Wednesday, June 23, 2010

Webb City Sentinel Column 6-25-10

We should have loads of sweet corn today (Friday). Troyers, Wells and Fairhaven are all bringing corn. Wells and Fairhaven plan to be at the market tomorrow as well. There will be plenty of choices. Want spray-free? Go to the Wells Farm at the central entrance. Want bi-color? Troyer’s the place. Like your corn pre-shucked? Wells and Fairhaven will have some ready for cooking. (That's Ron Wells stripping some corn during the market inspection last week.)

Panhia Vang returns to the market today and tomorrow with her lovely green beans. Pates will have the first early peaches. Broken Wire tells me that he has 140 green bell peppers ready for today’s market. Blueberries are still coming in and blackberries are entering into full harvest. In other words, it’s a great time to come to the market, but do try to get there in the first two hours because we can’t count on supply meeting demand.

Hazel’s Bakery won’t be at the market today. The Webb City High School Choir Boosters are filling in with a bake sale. They’ll be set up in Hazel’s place right next to the information table. On Saturdays, that space is filled by Lynette Rector who owns Freda Mae’s in Pierce City. Her meringue pies, granola and breakfast pastries are proving to be very popular.

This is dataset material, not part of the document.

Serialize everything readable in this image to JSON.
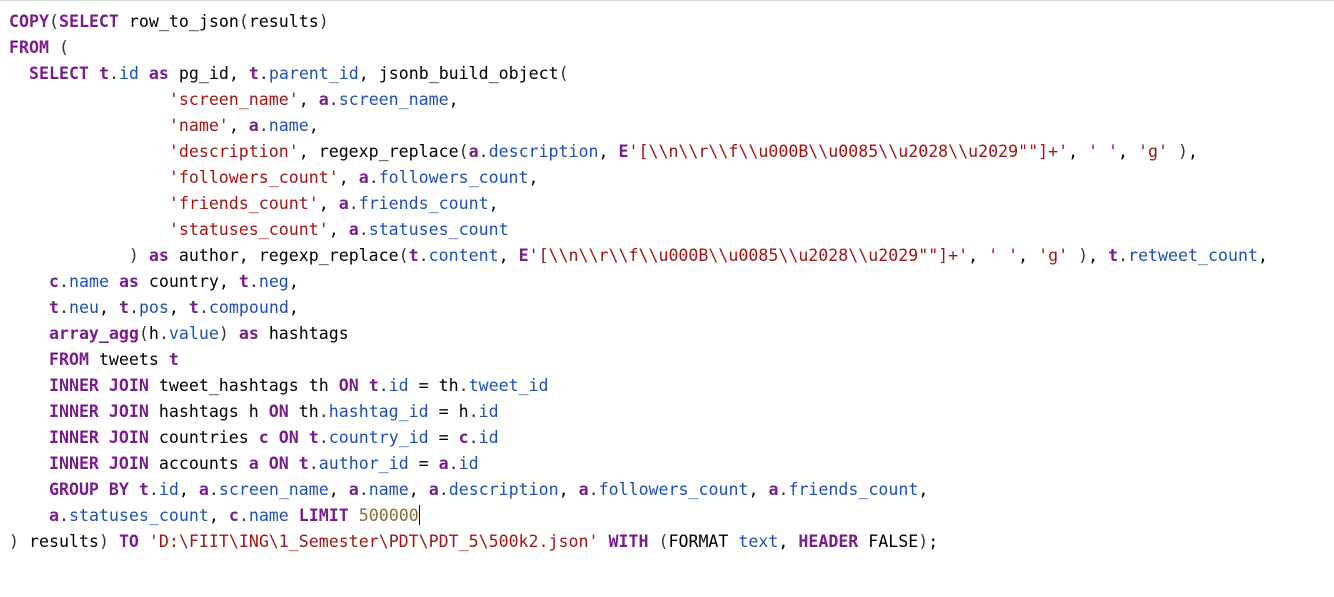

The Kids Community Garden returns to the market with bouquets of flowers tomorrow. We had our first two “kid” vendors Tuesday and received many compliments on their deportment. Tim and Zach were eager sales people and clearly thrilled when making a sale.

Gardening is an important learning opportunity for the children. They learn about plants, about harvesting, about weeding – a lot, and the benefits of mulching to cut down on that weeding. But just as importantly, they learn to stay on task and to work cooperatively. They learn that results sometimes take time. You plant, you care for the plant and then two months later (if it doesn’t hail and bugs don’t invade and if the weather cooperates), you harvest.

When they sell at the market, each child takes a walk through the market with a manager who points out different styles (how many vendors do you see sitting down? None.), display methods (how do the vendors use color?), and products. The young vendors, like all our vendors, set their own prices, make their own price cards, select and arrange their bouquets, restock their table, engage the customers, make change and prepare the bouquets for travel. Each Tuesday and Saturday a different couple of kids will harvest and sell at the market. They divide their sales in thirds, each child gets a third and the market takes a third to pay their sales tax and cover some of the plant purchases – because we also want them to learn that running a successful business requires an investment.

I need to say a thank you to a couple of customers who gave us some important feedback. One was about the ingredients in the baked goods. The customer pointed out that people with food allergies or who are vegan or vegetarian might hesitate to buy baked goods since the ingredients are not always listed. At the market, the seller is also the baker. Like in a bakery, the baker can tell you exactly what is in each item and even how it was prepared. So we have put a sign by each baker inviting customers to ask about ingredients if they have special dietary requirements. That way they can get it straight from the baker’s mouth.

Another customer asked what our Asian farmers used for fertilizer. Apparently he had been overseas and seen farming practices that were not safe. I had wondered why some folks steered clear of the Asian growers and that explains it. So this gives me the chance to say that all our growers, Asian included, have gone through food safety training, which includes training on the safe use of fertilizer. When we make farm visits, we always review food safety practices including fertilizer and irrigation sources. In the case of our Asian farmers, that’s a lot of visits since last year University of Missouri Extension received a grant, which enabled a horticulturist to visit each Asian farmer once a week all summer. And what the horticulturist found was not a fertilizer safety problem, but a lack of fertilizer. So Extension and the market spent a lot of time and effort making sure our Asian farmers know how to safely and correctly apply fertilizer in order to improve their productivity.

I really appreciate the customer bringing up this concern so it could be addressed. Food safety is a top priority at the market and we want our customers to know that every grower has been trained and inspected to make sure that we are fresh, local and SAFE.

Lunch today is lasagna, tossed salad, garlic bread, cookies and drink for $6. There will also be a luncheon salad for $4 for vegetarians and light eaters. Bailed Green and Wired Tight will play.

Tomorrow Crimestoppers serves breakfast and the Loose Notes play.